# Brief
Print out the entries that follow exactly, missing none.
• • • • •
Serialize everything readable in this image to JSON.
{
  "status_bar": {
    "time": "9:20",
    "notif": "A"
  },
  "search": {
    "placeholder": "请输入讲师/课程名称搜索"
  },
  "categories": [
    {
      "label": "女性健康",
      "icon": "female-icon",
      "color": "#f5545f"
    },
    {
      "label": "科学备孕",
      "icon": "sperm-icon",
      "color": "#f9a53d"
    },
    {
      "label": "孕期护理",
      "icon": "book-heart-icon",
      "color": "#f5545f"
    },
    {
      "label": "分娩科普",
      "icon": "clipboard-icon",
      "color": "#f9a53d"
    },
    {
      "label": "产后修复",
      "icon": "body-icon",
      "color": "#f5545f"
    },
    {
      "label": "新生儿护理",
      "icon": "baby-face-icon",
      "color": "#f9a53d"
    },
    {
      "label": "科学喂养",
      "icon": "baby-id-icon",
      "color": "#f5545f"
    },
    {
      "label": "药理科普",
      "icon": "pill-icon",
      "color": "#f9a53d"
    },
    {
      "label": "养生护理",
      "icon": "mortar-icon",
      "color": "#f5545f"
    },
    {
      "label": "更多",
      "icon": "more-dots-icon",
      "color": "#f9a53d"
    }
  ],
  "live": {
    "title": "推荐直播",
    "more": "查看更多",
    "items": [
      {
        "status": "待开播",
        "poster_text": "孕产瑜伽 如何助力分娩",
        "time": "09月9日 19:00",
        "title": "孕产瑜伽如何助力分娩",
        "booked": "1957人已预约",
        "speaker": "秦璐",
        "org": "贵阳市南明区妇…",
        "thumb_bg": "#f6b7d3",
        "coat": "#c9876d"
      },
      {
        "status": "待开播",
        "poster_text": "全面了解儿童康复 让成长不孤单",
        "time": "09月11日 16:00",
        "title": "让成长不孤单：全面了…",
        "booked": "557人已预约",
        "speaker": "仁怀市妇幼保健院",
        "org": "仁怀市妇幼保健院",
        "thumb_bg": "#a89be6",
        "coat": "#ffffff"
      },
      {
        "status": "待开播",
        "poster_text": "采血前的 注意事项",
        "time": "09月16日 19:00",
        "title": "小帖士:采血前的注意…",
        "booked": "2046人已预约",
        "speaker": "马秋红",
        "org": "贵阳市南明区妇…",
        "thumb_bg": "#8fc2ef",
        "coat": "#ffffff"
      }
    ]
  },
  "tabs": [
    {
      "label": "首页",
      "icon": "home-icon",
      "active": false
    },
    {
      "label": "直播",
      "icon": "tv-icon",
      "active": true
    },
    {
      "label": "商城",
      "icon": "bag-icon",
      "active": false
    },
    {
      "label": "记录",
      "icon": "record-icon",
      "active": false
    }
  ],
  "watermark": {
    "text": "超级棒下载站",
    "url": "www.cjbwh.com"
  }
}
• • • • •
# Problem solution
Serialize everything readable in this image to JSON.
{
  "status_bar": {
    "time": "9:20",
    "notif": "A"
  },
  "search": {
    "placeholder": "请输入讲师/课程名称搜索"
  },
  "categories": [
    {
      "label": "女性健康",
      "icon": "female-icon",
      "color": "#f5545f"
    },
    {
      "label": "科学备孕",
      "icon": "sperm-icon",
      "color": "#f9a53d"
    },
    {
      "label": "孕期护理",
      "icon": "book-heart-icon",
      "color": "#f5545f"
    },
    {
      "label": "分娩科普",
      "icon": "clipboard-icon",
      "color": "#f9a53d"
    },
    {
      "label": "产后修复",
      "icon": "body-icon",
      "color": "#f5545f"
    },
    {
      "label": "新生儿护理",
      "icon": "baby-face-icon",
      "color": "#f9a53d"
    },
    {
      "label": "科学喂养",
      "icon": "baby-id-icon",
      "color": "#f5545f"
    },
    {
      "label": "药理科普",
      "icon": "pill-icon",
      "color": "#f9a53d"
    },
    {
      "label": "养生护理",
      "icon": "mortar-icon",
      "color": "#f5545f"
    },
    {
      "label": "更多",
      "icon": "more-dots-icon",
      "color": "#f9a53d"
    }
  ],
  "live": {
    "title": "推荐直播",
    "more": "查看更多",
    "items": [
      {
        "status": "待开播",
        "poster_text": "孕产瑜伽 如何助力分娩",
        "time": "09月9日 19:00",
        "title": "孕产瑜伽如何助力分娩",
        "booked": "1957人已预约",
        "speaker": "秦璐",
        "org": "贵阳市南明区妇…",
        "thumb_bg": "#f6b7d3",
        "coat": "#c9876d"
      },
      {
        "status": "待开播",
        "poster_text": "全面了解儿童康复 让成长不孤单",
        "time": "09月11日 16:00",
        "title": "让成长不孤单：全面了…",
        "booked": "557人已预约",
        "speaker": "仁怀市妇幼保健院",
        "org": "仁怀市妇幼保健院",
        "thumb_bg": "#a89be6",
        "coat": "#ffffff"
      },
      {
        "status": "待开播",
        "poster_text": "采血前的 注意事项",
        "time": "09月16日 19:00",
        "title": "小帖士:采血前的注意…",
        "booked": "2046人已预约",
        "speaker": "马秋红",
        "org": "贵阳市南明区妇…",
        "thumb_bg": "#8fc2ef",
        "coat": "#ffffff"
      }
    ]
  },
  "tabs": [
    {
      "label": "首页",
      "icon": "home-icon",
      "active": false
    },
    {
      "label": "直播",
      "icon": "tv-icon",
      "active": true
    },
    {
      "label": "商城",
      "icon": "bag-icon",
      "active": false
    },
    {
      "label": "记录",
      "icon": "record-icon",
      "active": false
    }
  ],
  "watermark": {
    "text": "超级棒下载站",
    "url": "www.cjbwh.com"
  }
}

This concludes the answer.